* TASK DESCRIPTION: Among the records, find the lines that hold the string "XRMachines" and return them.

[[ DATA FOR THE TASK, beginning ]]

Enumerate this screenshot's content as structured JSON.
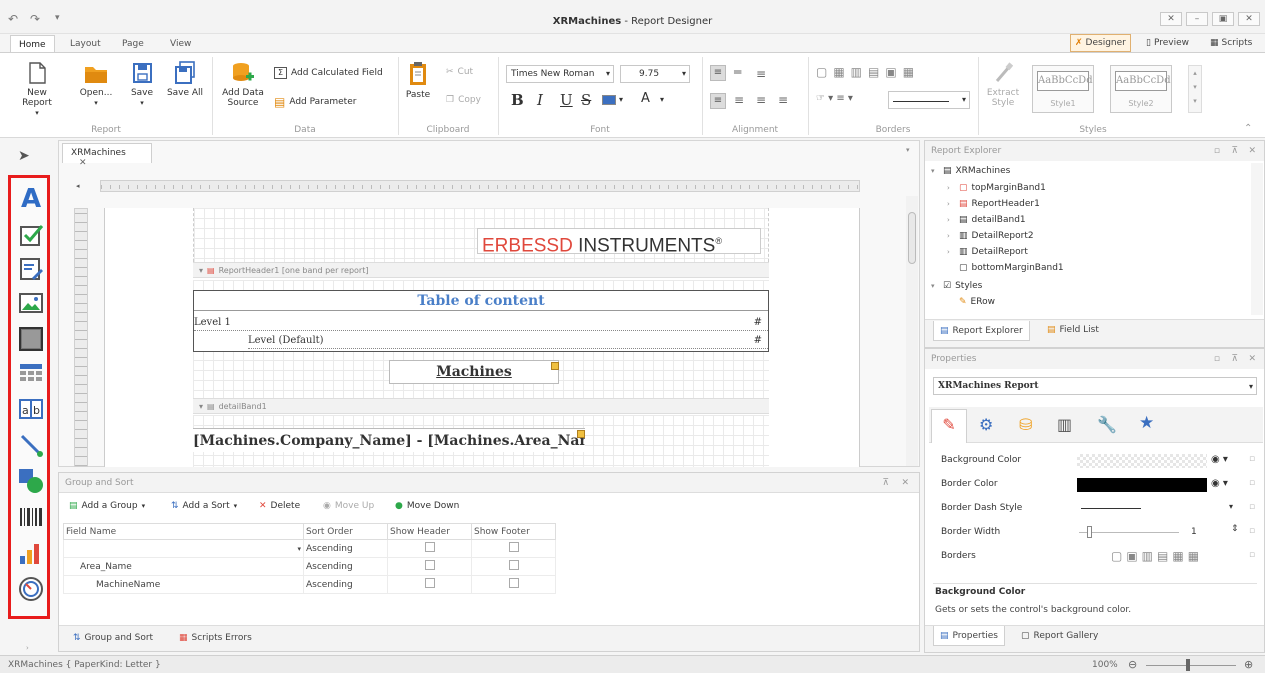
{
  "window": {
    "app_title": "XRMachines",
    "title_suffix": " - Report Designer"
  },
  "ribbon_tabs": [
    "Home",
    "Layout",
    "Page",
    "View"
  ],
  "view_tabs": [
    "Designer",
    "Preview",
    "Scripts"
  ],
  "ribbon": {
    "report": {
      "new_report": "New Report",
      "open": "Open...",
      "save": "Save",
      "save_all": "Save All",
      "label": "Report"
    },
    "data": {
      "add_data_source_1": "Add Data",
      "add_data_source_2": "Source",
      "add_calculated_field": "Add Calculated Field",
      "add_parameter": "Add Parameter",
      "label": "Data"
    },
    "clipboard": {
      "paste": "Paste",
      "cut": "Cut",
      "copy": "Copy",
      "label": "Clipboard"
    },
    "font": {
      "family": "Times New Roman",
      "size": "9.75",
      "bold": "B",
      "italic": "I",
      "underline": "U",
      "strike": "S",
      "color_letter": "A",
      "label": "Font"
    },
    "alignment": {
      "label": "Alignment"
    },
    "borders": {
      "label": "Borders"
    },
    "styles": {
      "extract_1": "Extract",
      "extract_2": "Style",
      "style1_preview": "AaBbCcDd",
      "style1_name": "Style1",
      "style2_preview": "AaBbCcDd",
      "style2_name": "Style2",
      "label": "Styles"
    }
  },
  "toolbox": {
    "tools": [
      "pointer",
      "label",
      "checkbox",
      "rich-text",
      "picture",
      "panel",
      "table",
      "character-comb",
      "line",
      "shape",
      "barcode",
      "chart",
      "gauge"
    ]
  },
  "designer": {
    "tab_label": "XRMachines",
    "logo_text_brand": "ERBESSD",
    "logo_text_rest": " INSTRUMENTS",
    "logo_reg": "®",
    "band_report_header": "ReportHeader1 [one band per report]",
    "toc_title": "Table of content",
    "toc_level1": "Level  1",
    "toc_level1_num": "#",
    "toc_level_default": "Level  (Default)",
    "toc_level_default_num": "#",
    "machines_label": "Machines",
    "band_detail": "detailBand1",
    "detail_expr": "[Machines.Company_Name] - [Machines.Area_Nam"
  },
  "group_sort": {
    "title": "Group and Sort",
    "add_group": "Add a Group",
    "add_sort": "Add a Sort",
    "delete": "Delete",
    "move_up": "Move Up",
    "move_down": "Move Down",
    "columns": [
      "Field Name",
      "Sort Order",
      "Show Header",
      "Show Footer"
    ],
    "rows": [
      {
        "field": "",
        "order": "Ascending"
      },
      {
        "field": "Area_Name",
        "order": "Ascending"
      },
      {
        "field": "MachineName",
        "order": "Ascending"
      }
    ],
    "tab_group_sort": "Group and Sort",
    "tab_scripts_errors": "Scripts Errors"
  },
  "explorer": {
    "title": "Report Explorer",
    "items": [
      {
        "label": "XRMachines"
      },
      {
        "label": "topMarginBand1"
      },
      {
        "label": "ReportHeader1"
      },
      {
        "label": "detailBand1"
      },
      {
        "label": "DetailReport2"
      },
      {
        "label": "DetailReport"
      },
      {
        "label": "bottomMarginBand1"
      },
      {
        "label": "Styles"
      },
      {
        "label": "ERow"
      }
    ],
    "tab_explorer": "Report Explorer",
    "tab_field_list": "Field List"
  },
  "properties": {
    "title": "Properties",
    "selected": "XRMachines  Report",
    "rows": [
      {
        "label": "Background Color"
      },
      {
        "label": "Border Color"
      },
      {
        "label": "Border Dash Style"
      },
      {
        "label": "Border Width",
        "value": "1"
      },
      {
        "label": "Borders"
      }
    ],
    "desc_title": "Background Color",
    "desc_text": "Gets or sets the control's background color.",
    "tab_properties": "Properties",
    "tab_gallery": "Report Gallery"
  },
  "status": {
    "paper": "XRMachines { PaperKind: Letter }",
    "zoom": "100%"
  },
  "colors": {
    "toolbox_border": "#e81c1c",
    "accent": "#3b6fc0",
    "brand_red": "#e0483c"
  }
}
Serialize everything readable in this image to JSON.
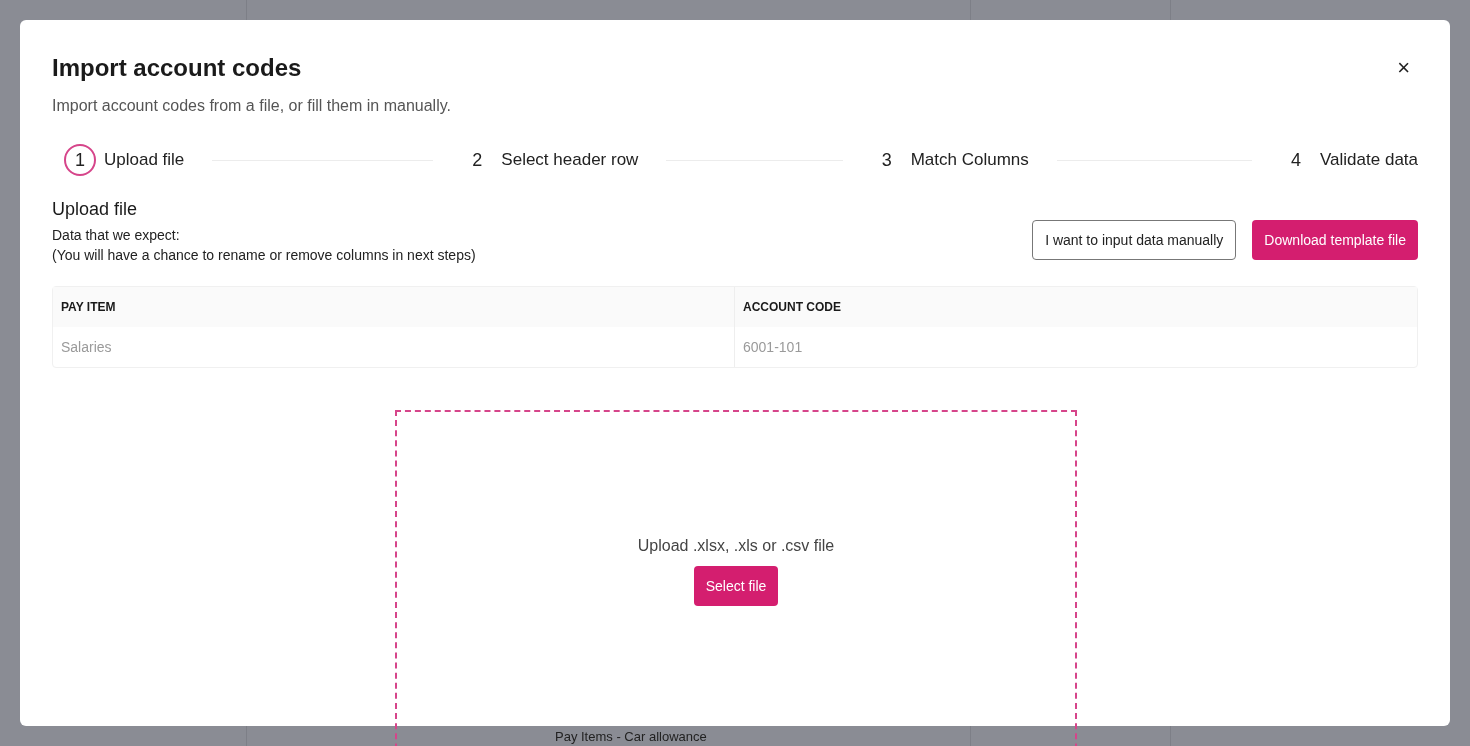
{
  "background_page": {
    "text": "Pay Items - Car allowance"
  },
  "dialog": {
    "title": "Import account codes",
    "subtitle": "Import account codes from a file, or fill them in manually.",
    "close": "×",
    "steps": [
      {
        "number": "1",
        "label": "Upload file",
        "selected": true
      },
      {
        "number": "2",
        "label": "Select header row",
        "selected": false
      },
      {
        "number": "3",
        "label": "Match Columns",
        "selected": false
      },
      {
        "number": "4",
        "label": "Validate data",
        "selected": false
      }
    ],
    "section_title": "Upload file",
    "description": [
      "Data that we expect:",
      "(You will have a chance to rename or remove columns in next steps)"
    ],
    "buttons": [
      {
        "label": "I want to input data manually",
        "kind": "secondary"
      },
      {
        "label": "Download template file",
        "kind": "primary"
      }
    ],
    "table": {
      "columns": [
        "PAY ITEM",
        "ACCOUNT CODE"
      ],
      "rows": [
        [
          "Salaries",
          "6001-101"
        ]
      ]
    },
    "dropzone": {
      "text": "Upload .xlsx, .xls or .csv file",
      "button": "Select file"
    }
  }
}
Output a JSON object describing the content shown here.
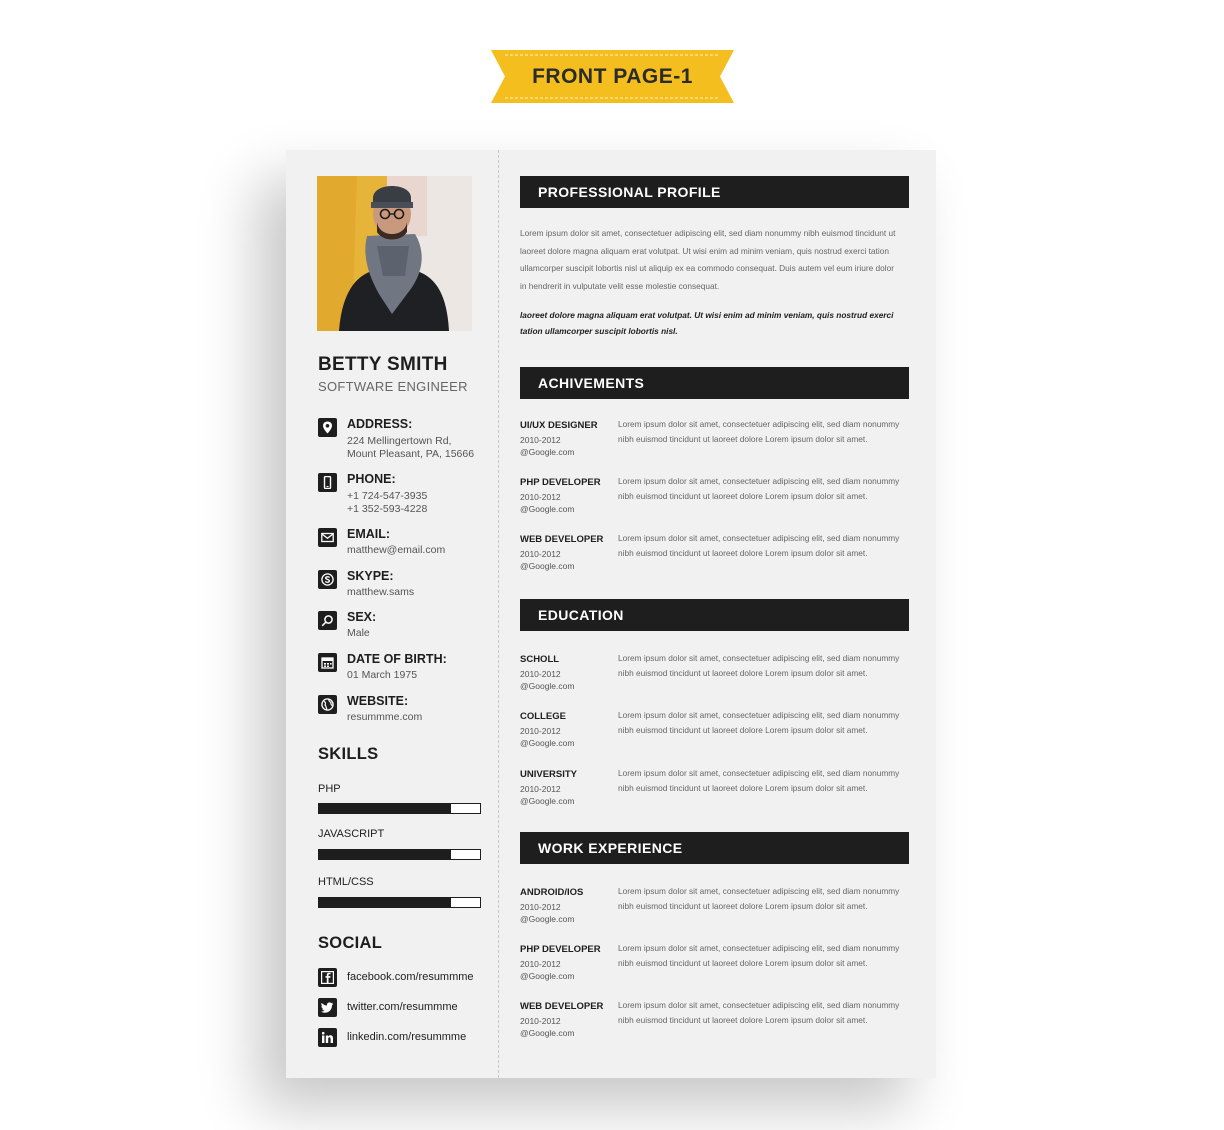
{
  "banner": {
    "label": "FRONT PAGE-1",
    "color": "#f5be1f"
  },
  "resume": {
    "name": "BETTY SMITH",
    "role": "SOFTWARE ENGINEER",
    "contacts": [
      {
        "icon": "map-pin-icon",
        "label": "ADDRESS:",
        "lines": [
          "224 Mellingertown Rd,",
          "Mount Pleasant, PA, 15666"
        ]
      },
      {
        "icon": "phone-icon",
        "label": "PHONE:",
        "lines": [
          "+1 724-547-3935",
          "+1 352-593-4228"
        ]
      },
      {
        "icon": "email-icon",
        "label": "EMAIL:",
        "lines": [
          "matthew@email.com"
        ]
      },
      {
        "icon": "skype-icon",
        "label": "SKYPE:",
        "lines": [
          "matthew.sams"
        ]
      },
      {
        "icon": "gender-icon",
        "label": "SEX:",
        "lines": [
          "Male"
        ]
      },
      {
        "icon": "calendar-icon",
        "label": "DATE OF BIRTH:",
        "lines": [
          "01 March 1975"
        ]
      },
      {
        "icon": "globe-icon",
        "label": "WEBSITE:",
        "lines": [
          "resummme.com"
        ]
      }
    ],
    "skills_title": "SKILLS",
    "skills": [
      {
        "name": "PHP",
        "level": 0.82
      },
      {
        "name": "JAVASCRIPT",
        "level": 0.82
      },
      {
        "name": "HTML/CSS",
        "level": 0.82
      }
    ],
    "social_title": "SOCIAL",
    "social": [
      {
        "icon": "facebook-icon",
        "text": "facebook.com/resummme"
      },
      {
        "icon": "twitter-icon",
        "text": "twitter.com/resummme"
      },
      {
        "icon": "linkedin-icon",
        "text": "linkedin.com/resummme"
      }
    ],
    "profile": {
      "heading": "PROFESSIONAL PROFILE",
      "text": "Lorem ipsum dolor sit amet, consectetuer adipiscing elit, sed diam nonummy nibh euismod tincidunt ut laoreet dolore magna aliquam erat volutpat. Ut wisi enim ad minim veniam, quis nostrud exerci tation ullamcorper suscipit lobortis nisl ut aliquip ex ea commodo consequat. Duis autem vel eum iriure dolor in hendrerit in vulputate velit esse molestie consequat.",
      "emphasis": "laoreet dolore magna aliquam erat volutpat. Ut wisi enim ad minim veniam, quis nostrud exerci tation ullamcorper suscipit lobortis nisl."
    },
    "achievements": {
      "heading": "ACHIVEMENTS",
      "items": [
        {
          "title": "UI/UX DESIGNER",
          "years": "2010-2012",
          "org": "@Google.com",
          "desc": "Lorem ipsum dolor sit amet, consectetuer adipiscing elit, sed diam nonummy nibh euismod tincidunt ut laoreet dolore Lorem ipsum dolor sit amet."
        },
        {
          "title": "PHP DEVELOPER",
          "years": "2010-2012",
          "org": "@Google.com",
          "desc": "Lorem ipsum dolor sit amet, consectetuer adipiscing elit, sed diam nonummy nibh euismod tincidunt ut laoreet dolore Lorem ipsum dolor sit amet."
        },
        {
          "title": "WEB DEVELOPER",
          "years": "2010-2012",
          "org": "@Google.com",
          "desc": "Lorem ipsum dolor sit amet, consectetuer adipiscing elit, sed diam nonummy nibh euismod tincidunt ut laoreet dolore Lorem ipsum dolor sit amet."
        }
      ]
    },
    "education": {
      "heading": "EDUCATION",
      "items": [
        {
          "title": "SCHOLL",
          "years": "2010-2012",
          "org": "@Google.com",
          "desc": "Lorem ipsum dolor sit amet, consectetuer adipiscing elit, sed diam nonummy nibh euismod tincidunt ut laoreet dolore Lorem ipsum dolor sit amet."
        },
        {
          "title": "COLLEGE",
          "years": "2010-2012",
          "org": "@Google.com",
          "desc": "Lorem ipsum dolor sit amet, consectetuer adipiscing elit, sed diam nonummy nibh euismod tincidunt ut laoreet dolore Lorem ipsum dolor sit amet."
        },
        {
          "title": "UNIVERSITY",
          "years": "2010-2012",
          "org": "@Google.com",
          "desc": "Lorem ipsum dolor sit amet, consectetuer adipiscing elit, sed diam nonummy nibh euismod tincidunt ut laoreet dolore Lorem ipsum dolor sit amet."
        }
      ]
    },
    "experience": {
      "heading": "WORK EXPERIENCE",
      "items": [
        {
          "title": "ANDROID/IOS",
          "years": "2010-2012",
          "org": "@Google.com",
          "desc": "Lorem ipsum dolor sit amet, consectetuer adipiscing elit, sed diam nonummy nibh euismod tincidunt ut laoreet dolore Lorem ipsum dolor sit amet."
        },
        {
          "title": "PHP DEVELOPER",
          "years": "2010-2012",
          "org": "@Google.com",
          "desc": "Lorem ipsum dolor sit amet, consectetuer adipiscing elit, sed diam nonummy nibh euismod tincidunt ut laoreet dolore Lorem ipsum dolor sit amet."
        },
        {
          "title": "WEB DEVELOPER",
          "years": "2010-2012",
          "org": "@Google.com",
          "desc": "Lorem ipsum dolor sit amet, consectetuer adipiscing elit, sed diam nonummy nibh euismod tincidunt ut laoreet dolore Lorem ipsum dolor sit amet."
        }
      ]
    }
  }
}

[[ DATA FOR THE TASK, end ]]

* SOLUTION FOR THIS EXERCISE:
    "app_title": "XRMachines",
    "tab_label": "XRMachines",
        "label": "XRMachines"
    "selected": "XRMachines  Report",
    "paper": "XRMachines { PaperKind: Letter }",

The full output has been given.